This is my first time I tried planting seeds in containers like this and I absolutely love it! I love this winter sowing idea and will be telling my planting friends to give it a try! I’ve planted six containers, all have sprouted and look really healthy! This has not occurred to me before and I’ve been trying for 2 years now. Thank you sooo much!

Amy Andrychowicz says

Awesome, so glad you’re having success and loving winter sowing!

It has been such a slow start to spring this year! It’s March 30th, and still cold and icy. I have sprouts in 3 of my containers though (last year they were all sprouting by now!)! I only have 24 containers this year but I may put some more out this week since winter does not want to release its icy grip just yet!

Amy Andrychowicz says

Same here! Last year I had my first winter sown seeds germinating on March 13. This year, everything is still covered by snow and ice. LOL, crazy!

Becky Whitney says

It’s March 5th and my plants haven’t come up yet but I am having lots of fun winter sowing!
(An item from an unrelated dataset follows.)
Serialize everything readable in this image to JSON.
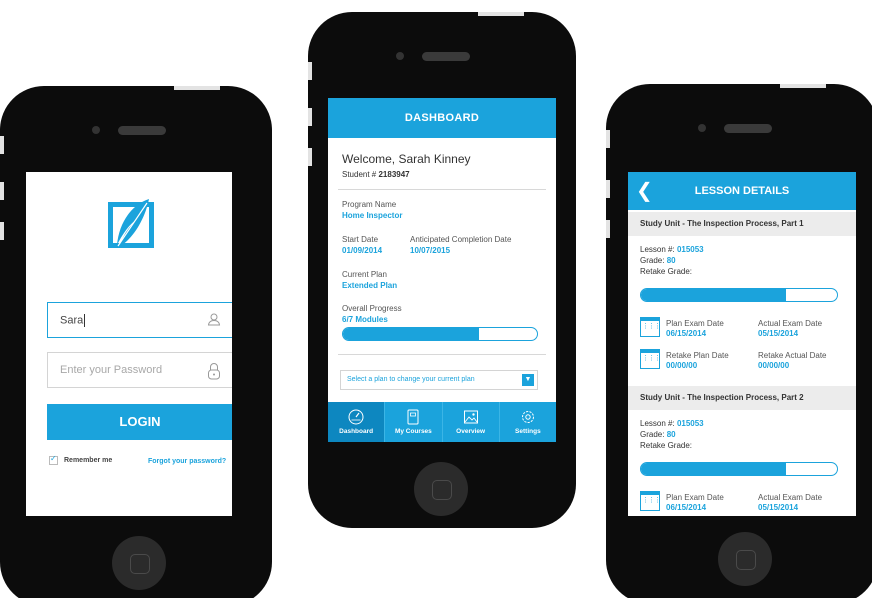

Dying to see some sprouts though!

Amy Andrychowicz says

It’s so hard to be patient, isn’t it? But it’s still really early for winter sown seeds to start growing, so give it more time.
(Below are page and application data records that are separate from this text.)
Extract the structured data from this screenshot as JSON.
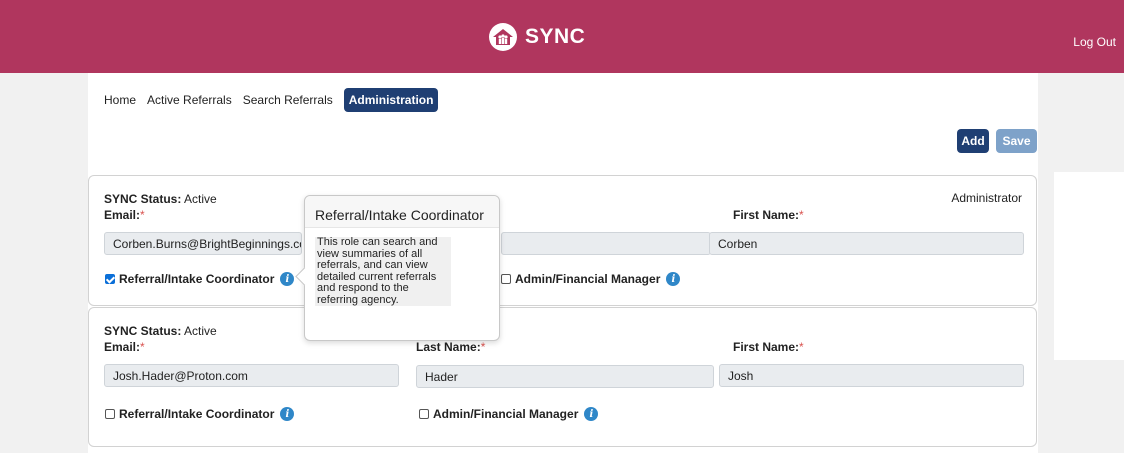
{
  "header": {
    "app_name": "SYNC",
    "logout": "Log Out",
    "color": "#b0365e"
  },
  "nav": {
    "items": [
      "Home",
      "Active Referrals",
      "Search Referrals"
    ],
    "active": "Administration"
  },
  "actions": {
    "add": "Add",
    "save": "Save"
  },
  "labels": {
    "status": "SYNC Status:",
    "email": "Email:",
    "last_name": "Last Name:",
    "first_name": "First Name:",
    "required": "*",
    "role_referral": "Referral/Intake Coordinator",
    "role_admin": "Admin/Financial Manager"
  },
  "users": [
    {
      "status": "Active",
      "role_tag": "Administrator",
      "email": "Corben.Burns@BrightBeginnings.com",
      "last_name": "",
      "first_name": "Corben",
      "referral_checked": true,
      "admin_checked": false
    },
    {
      "status": "Active",
      "role_tag": "",
      "email": "Josh.Hader@Proton.com",
      "last_name": "Hader",
      "first_name": "Josh",
      "referral_checked": false,
      "admin_checked": false
    }
  ],
  "popover": {
    "title": "Referral/Intake Coordinator",
    "body": "This role can search and view summaries of all referrals, and can view detailed current referrals and respond to the referring agency."
  },
  "colors": {
    "primary": "#1f3f73",
    "save_disabled": "#7ea2c9",
    "info": "#2f87c8",
    "required": "#d9534f"
  }
}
This is my first go at winter sowing too. I am not as adventurous as some. I only have a total of 5 containers. I am sowing Shasta Daisies, Calendula, spinach and something else. I don’t remember what it is, so I guess I will find out in a few months. Note to self: mark the containers. Silly me, I thought I would just remember. The one thing I’ve found interesting, is that condensation has been forming on the inside of the lids and dripping onto the potting mix. So the containers are sort of self watering. Considering it hasn’t been above freezing much before yesterday in Mpls, I was surprised by this.
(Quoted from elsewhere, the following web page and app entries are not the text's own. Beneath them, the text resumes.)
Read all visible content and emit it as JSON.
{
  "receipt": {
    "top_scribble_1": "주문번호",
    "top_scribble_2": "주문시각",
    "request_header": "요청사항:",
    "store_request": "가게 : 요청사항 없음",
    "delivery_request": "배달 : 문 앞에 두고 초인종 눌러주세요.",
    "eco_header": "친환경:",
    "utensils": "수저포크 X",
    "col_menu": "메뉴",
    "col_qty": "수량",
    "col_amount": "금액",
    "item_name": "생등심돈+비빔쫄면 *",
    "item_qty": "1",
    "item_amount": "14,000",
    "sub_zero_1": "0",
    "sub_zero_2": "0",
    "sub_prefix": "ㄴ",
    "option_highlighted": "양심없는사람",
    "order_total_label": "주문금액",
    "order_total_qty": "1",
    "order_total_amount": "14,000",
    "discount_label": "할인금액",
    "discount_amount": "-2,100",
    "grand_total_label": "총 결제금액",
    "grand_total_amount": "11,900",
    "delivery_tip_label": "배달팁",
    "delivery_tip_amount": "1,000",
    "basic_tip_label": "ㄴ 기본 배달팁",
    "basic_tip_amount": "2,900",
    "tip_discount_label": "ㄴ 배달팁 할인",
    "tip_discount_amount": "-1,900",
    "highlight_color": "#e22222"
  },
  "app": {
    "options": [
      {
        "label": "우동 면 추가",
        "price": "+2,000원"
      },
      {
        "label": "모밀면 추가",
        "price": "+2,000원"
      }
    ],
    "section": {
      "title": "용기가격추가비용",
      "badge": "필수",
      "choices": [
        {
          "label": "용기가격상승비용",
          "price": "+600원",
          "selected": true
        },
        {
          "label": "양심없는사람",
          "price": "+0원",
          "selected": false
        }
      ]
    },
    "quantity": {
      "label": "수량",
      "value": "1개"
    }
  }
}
Amy Andrychowicz says

LOL, I learned the lesson about labeling my winter sowing containers the hard way as well!! Too funny! Yes, the condensation, and also the melting snow, are great because they water the seeds for you. Usually you don’t need to worry about watering them until you remove the tops after the seedlings start growing. Awesome, right?

Hi Amy!
I discovered winter sowing and 10 first containers are in the snow looking for spring. I’ve got a big garden and every early spring our house looked like storage, with boxes and seed trays everywhere. Now all of that will be outdoors, and we all like it!

Amy Andrychowicz says

Yes! I love that part about winter sowing too!

This will be our first year trying the winter sowing method. I’m a little nervous that our deck will get too much sun, especially as the spring goes on. What seeds can I start this early (February)? We do mostly vegetable gardening, I’m thinking I still need to wait a few weeks to get cucumbers, broccoli, and zucchini seeds started.

Amy Andrychowicz says

My deck gets full sun too. Once your seedlings start growing, you can move the containers to a spot where they will be protected from the hot afternoon sun. That’s what I do, and it works great. Here’s a list of seeds you can use.

I just checked my containers today and I HAVE SPROUTS (April 8th)!! Pansies, strawflower, broccoli, onion, and painted daisy. Hoping to start more seeds this weekend – tomatoes, blackeyed susan vine, cardinal vine, soap wort. THANK YOU!!

Amy Andrychowicz says

Woohoo, how exciting!! Congrats on all of your sprouting containers!

I just started winter sowing. Yesterday, I planted cherry tomatoes, beef tomatoes, basil, beetroot and daisies. I’m not quite sure if this is going to work. My husband laughs at me and says I can not plant anything when there is snow. Finding your website gives me hope. Do I have to take them in when snow comes or leave them out?

Amy Andrychowicz says

I was very nervous the first year I tried it too (my husband and friends also laughed at me) and started just as many seeds indoor as I did winter sowing (just in case it didn’t work) so you’re not alone! No, you don’t need to bring them in when it snows, just let them get buried. That is what makes this method so darn easy. You just put them outside in the snow and freezing cold, and forget about them until spring!